Why is that? CPU has just a few registers:
- 13 which can contain integers and pointers to arrays and records
- 16 which can contain floating point numbers
If the code has more than that many variables, OCaml compiler has to park the extra variables in memory and this parking is called spilling. Actually, spilling may happen even when there are less variables, because for example some operations like integer multiplication use extra registers.
Therefore, it’s good to try to keep the number of frequently used variables to 13 or less, or to rearrange the code so that fewer variables are used at the same time.
The OCaml compiler can show spilled variables when called with the option -dreload.
Calling a single function makes subsequent code slower?
If a function is called, all of the active registers are spilled because it is not known whether the called function will need those registers. That can often be the largest penalty when calling a function, assuming the function is not inlined.

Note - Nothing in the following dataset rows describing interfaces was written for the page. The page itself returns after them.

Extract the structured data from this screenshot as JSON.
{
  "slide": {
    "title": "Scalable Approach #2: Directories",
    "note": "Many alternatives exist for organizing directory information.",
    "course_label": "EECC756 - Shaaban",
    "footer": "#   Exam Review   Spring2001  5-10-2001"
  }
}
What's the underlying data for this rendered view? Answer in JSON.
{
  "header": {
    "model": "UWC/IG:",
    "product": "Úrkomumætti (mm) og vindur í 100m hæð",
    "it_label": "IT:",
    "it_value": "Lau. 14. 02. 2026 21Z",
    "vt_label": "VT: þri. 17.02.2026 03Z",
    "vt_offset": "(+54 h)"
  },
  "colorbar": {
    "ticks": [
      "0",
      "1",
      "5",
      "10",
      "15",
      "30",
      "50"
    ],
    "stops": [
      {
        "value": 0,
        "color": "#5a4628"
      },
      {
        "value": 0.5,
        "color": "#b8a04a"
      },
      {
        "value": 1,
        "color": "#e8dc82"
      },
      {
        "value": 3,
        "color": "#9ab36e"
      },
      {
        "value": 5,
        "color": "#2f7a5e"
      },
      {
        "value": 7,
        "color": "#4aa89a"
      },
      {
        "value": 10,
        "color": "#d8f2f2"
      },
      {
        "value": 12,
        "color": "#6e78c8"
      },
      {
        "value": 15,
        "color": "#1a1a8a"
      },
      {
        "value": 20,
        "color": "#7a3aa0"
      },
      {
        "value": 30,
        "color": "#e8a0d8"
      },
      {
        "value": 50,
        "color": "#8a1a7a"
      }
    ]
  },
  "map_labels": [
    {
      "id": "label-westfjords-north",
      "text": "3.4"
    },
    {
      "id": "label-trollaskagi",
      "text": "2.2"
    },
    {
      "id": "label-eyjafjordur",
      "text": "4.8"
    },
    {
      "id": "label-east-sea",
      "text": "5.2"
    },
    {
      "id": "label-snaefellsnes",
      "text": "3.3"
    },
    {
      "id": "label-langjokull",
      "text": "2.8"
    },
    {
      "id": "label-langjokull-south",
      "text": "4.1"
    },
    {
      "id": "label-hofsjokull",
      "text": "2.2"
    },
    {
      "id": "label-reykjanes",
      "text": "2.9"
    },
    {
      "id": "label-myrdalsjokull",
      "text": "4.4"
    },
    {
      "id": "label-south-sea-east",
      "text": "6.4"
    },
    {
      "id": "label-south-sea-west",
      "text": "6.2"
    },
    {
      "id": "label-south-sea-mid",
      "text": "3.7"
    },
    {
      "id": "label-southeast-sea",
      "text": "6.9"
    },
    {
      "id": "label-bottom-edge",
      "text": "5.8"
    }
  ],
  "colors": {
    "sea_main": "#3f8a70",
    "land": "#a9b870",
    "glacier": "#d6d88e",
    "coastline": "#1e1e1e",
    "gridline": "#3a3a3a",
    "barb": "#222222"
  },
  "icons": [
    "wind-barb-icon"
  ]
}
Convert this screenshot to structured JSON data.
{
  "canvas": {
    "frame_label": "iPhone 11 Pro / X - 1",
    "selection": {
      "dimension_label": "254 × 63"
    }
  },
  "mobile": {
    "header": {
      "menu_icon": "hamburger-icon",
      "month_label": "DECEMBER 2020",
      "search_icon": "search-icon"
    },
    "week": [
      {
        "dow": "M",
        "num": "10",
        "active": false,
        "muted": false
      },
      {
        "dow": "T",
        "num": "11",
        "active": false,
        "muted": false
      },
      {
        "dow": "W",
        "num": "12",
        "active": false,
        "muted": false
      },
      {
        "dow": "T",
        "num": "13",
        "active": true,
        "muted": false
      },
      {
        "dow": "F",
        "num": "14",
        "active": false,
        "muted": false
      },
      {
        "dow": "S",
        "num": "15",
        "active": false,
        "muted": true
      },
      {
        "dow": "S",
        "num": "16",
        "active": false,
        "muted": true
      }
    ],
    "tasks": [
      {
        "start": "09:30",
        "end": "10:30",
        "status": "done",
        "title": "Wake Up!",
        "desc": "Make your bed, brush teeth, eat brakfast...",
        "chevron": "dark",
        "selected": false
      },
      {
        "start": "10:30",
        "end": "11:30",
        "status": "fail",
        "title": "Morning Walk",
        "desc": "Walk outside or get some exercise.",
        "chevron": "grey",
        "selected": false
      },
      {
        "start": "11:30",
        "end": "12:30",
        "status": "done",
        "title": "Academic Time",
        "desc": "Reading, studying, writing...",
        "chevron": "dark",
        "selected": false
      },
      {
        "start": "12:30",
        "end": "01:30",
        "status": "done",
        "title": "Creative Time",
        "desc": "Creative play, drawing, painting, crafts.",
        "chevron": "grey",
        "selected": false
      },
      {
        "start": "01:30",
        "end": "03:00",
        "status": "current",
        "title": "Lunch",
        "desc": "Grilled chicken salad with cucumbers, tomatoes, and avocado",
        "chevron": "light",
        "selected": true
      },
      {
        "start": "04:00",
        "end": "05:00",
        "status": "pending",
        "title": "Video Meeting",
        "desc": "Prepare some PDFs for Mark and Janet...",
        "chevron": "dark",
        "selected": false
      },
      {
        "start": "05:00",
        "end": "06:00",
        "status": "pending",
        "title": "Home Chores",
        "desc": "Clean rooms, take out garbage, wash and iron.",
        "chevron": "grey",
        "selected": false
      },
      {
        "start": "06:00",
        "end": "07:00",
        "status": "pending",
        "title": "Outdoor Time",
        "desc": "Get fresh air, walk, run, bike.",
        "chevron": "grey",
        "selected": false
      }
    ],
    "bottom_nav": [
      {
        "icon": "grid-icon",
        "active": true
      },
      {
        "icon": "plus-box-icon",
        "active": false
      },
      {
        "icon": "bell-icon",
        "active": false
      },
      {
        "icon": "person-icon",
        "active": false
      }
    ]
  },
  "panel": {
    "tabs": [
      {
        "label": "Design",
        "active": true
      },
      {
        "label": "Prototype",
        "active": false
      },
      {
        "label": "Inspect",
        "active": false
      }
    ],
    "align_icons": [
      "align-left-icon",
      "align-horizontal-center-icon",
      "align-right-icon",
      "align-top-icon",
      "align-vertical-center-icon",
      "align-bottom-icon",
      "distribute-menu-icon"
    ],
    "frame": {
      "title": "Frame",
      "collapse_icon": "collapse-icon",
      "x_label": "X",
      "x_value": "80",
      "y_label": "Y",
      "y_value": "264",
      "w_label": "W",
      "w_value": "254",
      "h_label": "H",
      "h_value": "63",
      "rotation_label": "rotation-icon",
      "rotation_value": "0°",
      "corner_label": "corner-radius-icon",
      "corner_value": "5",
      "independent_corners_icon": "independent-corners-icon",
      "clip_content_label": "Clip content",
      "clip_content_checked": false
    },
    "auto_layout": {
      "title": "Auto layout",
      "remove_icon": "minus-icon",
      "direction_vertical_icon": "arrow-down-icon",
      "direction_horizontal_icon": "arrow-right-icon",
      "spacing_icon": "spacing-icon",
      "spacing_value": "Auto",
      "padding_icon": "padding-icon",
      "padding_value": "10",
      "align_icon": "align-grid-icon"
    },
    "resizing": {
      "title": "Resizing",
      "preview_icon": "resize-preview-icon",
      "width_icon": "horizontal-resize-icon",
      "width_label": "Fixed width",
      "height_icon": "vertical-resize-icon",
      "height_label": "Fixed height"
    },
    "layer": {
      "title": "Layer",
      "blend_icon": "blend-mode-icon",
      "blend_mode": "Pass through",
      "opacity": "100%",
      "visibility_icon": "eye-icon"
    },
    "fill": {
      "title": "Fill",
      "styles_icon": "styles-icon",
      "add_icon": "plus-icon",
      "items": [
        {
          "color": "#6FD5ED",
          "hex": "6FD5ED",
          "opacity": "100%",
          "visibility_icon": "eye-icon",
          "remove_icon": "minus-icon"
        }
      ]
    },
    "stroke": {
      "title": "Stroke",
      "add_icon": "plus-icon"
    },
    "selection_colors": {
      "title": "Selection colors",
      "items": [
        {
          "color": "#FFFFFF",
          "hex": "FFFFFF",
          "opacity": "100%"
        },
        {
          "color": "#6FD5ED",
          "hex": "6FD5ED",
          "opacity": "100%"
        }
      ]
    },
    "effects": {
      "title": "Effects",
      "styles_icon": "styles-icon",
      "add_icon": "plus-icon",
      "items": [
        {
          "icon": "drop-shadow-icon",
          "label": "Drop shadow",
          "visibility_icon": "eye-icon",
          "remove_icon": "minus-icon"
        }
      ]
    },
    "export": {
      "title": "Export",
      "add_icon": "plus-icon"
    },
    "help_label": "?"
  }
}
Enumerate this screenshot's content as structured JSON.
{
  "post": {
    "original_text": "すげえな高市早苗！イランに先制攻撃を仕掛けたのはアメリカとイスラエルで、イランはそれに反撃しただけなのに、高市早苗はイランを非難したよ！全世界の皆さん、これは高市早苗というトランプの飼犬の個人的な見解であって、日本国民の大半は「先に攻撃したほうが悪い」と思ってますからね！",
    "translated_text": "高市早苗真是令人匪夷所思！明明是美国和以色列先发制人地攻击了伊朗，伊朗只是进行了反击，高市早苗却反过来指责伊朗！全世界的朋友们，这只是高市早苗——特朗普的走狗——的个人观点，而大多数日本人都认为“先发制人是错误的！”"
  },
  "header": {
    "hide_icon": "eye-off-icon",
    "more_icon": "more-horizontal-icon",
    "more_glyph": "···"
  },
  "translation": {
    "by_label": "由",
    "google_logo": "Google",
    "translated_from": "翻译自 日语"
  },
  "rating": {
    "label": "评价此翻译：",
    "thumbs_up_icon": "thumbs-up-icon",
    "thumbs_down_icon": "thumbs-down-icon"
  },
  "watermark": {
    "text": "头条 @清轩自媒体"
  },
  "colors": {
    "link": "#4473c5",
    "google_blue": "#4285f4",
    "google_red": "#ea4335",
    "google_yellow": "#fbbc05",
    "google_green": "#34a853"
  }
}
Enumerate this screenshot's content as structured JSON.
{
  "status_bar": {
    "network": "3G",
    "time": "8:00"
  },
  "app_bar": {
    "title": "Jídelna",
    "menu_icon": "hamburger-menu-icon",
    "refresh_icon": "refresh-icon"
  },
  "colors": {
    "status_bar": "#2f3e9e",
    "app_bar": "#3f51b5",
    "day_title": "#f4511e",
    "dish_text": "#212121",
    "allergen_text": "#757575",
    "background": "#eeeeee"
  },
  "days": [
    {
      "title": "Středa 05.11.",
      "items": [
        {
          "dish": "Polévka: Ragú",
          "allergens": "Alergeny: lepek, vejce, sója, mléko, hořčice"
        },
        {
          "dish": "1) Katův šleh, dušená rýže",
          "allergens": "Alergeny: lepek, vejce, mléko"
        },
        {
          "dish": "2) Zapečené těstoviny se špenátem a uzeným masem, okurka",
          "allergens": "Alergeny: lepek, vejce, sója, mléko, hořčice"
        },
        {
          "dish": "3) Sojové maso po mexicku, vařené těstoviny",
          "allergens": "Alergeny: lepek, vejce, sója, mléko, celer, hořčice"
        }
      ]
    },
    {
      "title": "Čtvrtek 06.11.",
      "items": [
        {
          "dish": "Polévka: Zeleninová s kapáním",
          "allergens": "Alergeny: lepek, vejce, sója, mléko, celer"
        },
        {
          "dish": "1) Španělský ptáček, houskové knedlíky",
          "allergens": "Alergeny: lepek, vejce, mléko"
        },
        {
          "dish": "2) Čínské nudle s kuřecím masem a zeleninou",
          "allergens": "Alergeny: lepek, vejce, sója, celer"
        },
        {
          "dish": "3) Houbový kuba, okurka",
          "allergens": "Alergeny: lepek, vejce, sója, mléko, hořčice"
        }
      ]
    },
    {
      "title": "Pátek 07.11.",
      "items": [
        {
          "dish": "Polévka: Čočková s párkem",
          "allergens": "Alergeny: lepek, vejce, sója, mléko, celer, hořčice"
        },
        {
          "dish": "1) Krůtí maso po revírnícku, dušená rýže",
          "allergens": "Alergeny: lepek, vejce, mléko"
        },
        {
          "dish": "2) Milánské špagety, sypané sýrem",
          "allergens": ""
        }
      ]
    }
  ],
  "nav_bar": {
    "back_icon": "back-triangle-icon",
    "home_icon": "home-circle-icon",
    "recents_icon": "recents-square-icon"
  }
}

Let’s change the previous function:
let stats xs ys = let sx = ref 0 in let sax = ref 0 in let sxx = ref 0 in let sy = ref 0 in let say = ref 0 in let syy = ref 0 in let sxy = ref 0 in let len = Array.length xs in if len <> Array.length ys then failwith (Printf.sprintf "Arrays not of the same length: %d %d" len (Array.length ys)); for i = 0 to len - 1 do ...
This produces 1.35x slower code simply because OCaml compiler will spill all of the variables because of Printf.sprintf. In each iteration, OCaml will pull sx from the memory and store it back.
It’s a pity that this is actually not necessary. OCaml has to pull sx from the memory and store it back just once, not in each iteration. Looks like that can be improved in the OCaml compiler.
Recursive functions with more parameters are faster?
A function can get data from input parameters, from closure environment and from memory. Input parameters are normally stored in registers. Therefore, using input parameters will generally be slightly faster than the closure environment and memory. This can come in handy in recursions.
Take for example this function which finds the index of the given integer in the array:
let index (a : int array) e = let len = Array.length a in let rec loop i = if i < len then begin if Array.unsafe_get a i = e then Some i else loop (i + 1) end else None in loop 0
The variables e and len are pulled from closure environment in each iteration. Moving them to input parameters speeds up the function 1.15-1.33 times:
let index (a : int array) e = let rec loop e len i = if i < len then begin if e = Array.unsafe_get a i then Some i else loop e len (i + 1) end else None in loop e (Array.length a) 0